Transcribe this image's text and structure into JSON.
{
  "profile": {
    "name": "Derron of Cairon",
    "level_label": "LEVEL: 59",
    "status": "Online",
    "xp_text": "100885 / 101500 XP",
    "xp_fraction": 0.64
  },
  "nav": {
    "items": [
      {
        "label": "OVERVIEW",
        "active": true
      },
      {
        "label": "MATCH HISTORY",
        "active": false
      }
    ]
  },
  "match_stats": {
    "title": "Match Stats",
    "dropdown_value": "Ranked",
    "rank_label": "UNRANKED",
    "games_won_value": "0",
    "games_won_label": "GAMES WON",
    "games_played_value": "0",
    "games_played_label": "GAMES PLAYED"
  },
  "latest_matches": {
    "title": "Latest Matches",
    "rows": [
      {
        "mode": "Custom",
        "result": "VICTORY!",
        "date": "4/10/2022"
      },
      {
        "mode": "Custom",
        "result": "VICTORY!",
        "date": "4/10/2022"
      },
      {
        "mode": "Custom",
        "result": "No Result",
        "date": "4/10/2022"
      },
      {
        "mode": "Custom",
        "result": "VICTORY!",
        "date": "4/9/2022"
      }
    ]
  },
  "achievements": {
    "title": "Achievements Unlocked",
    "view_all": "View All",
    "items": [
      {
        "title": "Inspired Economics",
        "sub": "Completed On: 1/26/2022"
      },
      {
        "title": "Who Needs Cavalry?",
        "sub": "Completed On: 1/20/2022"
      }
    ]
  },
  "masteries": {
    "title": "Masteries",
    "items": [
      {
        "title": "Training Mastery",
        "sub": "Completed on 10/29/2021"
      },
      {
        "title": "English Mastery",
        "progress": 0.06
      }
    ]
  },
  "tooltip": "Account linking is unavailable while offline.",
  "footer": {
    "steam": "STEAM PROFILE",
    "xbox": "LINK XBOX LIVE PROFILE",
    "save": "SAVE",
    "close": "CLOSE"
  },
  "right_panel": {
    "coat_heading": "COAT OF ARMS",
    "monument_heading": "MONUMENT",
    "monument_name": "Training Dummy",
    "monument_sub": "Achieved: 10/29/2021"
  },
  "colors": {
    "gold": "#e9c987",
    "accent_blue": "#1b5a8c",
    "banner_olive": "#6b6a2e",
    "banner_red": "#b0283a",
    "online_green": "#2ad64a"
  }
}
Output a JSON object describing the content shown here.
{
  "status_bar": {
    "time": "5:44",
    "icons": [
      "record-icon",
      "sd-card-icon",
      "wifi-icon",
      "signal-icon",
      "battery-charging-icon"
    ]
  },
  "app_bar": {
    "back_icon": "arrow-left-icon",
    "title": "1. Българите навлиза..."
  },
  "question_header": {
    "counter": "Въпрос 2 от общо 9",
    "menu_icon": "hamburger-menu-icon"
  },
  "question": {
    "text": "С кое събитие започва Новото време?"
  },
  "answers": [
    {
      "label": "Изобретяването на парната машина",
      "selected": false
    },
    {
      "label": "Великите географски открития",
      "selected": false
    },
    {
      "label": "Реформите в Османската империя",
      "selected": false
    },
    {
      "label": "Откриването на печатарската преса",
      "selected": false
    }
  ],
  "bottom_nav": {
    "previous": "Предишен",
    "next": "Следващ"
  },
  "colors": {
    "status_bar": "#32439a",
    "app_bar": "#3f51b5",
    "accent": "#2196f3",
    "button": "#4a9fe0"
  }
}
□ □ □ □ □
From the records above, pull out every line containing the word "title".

    "title": "Match Stats",
    "title": "Latest Matches",
    "title": "Achievements Unlocked",
        "title": "Inspired Economics",
        "title": "Who Needs Cavalry?",
    "title": "Masteries",
        "title": "Training Mastery",
        "title": "English Mastery",
    "title": "1. Българите навлиза..."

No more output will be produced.